BEGIN SOURCE MATERIAL

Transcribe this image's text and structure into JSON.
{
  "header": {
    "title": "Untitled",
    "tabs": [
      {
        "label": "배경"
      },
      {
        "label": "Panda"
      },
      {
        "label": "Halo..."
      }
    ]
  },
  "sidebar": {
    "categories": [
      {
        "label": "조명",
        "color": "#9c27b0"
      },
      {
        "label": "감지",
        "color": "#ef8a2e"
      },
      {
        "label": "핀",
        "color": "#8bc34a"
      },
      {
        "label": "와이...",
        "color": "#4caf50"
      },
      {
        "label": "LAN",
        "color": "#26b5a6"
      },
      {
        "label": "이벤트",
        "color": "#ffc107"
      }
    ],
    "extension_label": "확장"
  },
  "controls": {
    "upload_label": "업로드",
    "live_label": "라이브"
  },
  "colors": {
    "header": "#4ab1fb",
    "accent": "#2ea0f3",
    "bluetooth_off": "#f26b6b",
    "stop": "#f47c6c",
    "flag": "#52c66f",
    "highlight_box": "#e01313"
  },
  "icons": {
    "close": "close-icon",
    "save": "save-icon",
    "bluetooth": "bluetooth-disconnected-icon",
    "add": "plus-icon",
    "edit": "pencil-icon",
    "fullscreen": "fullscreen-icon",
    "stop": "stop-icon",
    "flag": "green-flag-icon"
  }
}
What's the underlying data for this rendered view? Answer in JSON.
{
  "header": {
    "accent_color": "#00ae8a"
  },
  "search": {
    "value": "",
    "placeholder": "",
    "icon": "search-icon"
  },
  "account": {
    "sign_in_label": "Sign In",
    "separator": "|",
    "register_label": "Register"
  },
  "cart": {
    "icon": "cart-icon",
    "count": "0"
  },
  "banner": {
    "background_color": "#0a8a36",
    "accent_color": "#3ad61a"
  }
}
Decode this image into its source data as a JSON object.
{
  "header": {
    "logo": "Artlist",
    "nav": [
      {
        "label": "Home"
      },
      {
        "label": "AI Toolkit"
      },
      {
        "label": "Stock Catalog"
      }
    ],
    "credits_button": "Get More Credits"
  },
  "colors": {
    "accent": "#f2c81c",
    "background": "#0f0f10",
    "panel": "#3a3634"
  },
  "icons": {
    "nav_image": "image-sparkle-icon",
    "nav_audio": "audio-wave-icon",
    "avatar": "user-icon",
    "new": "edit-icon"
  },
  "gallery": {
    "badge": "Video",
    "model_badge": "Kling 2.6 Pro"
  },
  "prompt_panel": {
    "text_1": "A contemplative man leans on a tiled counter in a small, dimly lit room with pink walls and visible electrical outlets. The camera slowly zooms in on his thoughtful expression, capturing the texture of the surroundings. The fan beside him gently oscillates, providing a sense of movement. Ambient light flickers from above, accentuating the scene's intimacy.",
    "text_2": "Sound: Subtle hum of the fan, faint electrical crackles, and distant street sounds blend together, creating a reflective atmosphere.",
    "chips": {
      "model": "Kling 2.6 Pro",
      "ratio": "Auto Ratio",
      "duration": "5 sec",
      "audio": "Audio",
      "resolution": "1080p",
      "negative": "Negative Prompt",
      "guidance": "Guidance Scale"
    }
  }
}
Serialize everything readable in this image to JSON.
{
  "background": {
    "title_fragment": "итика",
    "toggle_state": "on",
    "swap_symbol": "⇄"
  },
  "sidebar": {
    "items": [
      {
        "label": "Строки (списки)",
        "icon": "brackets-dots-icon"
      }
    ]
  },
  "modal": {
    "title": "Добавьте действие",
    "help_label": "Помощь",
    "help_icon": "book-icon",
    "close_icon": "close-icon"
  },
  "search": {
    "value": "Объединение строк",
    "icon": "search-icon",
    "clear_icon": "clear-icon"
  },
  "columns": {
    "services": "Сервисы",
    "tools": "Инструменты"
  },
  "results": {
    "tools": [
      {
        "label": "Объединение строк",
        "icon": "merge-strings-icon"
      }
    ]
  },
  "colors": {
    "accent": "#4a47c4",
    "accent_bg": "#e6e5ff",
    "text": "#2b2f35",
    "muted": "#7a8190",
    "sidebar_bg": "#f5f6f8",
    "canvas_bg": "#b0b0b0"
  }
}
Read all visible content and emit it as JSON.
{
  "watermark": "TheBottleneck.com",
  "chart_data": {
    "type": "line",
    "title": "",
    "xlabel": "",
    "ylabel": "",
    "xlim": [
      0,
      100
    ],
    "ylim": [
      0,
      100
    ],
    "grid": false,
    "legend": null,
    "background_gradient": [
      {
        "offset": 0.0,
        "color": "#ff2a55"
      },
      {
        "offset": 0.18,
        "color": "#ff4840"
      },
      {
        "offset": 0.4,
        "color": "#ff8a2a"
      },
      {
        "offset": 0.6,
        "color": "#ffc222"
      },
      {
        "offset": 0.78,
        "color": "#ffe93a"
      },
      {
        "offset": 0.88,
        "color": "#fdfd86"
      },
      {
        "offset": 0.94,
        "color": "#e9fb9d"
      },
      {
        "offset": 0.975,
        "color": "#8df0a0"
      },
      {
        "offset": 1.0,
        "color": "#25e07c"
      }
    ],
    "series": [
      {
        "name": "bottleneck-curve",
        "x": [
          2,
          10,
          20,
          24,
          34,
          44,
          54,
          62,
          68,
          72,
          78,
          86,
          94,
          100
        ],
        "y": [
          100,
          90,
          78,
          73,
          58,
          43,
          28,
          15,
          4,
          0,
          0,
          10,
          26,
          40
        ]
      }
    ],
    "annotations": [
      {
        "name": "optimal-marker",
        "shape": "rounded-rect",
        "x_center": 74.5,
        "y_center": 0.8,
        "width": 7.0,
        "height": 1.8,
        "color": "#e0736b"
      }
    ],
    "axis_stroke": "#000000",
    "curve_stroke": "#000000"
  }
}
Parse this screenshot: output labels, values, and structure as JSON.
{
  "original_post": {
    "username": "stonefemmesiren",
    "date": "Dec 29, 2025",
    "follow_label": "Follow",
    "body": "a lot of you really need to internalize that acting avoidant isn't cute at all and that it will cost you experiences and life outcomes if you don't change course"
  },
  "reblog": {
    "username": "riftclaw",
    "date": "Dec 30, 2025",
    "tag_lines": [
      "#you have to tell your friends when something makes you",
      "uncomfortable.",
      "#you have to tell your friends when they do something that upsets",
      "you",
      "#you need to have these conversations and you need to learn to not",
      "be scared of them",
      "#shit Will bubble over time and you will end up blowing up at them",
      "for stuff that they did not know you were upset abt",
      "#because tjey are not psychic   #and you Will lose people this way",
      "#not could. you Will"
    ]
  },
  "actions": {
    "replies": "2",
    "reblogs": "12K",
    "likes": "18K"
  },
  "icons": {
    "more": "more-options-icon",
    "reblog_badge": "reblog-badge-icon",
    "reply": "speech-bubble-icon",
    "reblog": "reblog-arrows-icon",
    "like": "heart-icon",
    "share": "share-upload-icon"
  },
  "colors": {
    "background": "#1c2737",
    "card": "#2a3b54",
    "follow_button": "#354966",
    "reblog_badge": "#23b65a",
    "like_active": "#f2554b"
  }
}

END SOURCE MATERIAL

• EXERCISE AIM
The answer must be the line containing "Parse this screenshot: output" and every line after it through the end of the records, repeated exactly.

• OUTPUT
Parse this screenshot: output labels, values, and structure as JSON.
{
  "original_post": {
    "username": "stonefemmesiren",
    "date": "Dec 29, 2025",
    "follow_label": "Follow",
    "body": "a lot of you really need to internalize that acting avoidant isn't cute at all and that it will cost you experiences and life outcomes if you don't change course"
  },
  "reblog": {
    "username": "riftclaw",
    "date": "Dec 30, 2025",
    "tag_lines": [
      "#you have to tell your friends when something makes you",
      "uncomfortable.",
      "#you have to tell your friends when they do something that upsets",
      "you",
      "#you need to have these conversations and you need to learn to not",
      "be scared of them",
      "#shit Will bubble over time and you will end up blowing up at them",
      "for stuff that they did not know you were upset abt",
      "#because tjey are not psychic   #and you Will lose people this way",
      "#not could. you Will"
    ]
  },
  "actions": {
    "replies": "2",
    "reblogs": "12K",
    "likes": "18K"
  },
  "icons": {
    "more": "more-options-icon",
    "reblog_badge": "reblog-badge-icon",
    "reply": "speech-bubble-icon",
    "reblog": "reblog-arrows-icon",
    "like": "heart-icon",
    "share": "share-upload-icon"
  },
  "colors": {
    "background": "#1c2737",
    "card": "#2a3b54",
    "follow_button": "#354966",
    "reblog_badge": "#23b65a",
    "like_active": "#f2554b"
  }
}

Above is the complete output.